Alistair Carmichael, the Lib Dem chief whip, said a broader message was needed to tap into buoyant support for Jeremy Corbyn’s Labour Party.
And he suggested a national conversation like the Scottish Constitutional Convention that delivered the vote for devolution 20 years ago this week was needed before asking voters to reconsider the UK’s place in Europe.
The comments follow criticism of the Lib Dem strategy in June’s general election from new leader Vince Cable, who has sought to pivot focus onto economic inequality.

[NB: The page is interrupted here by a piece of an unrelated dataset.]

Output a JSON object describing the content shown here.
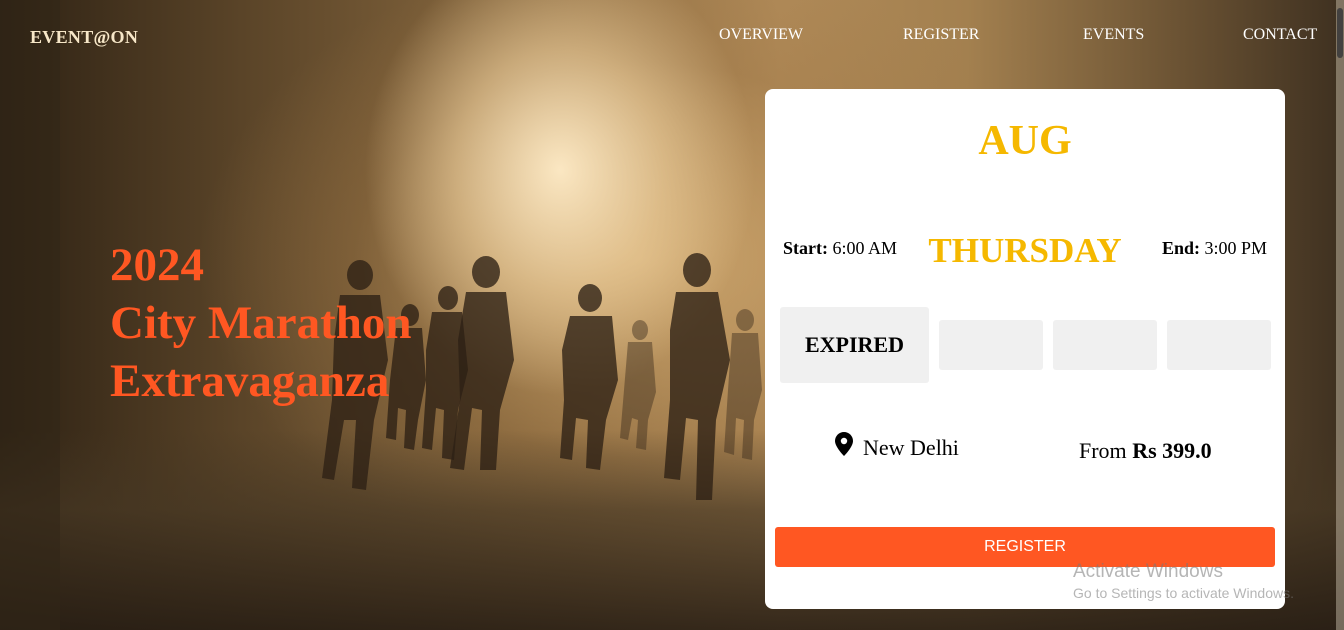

Another Lib Dem grandee, the former leader Paddy Ashdown, this week called on his party to “return to being radical”.
Mr Carmichael said a “referendum on the facts” of the UK’s eventual Brexit deal was central to his party’s policy and would gain traction as Brexit unfolds.
But he said the party’s four Scottish MPs, who now make up a third of the Westminster group including deputy leader Jo Swinson, were conscious that the Lib Dems must “beware the neverendum”.
“One of the other lessons we have to learn from the general election is there is a finite appetite for talking about Brexit and the constitution,” Mr Carmichael said.
“That is part of what is now causing difficulties for the SNP in Scotland. However Brexit develops, people still want to see improvements in health, education, housing, transport, policing, the rest of it.
“We’ve always been candid that the strategy of having a second referendum on the deal is not ideal. If we were to plot our way forward, we wouldn’t necessarily start from here, but we are where we are.”
Mr Carmichael said the campaign for devolution provided the blueprint to change opinion on Europe and secure broader reforms like the abolition of the House of Lords and a federal UK.
“That’s the only way you can ever achieve constitutional reform, by building a consensus. We have to look at how we use referendums in a parliamentary democracy because actually, 55-45 or 52-48, what does that really tell you?
“It tells you your country is split down the middle. If you want to achieve constitutional change, you have to do what we did in the 1990s - a constitutional convention, broad based support, bring in people beyond political parties, like the churches and the trade unions, civic groups - so that when you actually get to the point of having a referendum as we did in 1997, it was something that legitimized a decision that was being made, validated it, rather than a tool for making the decision itself.”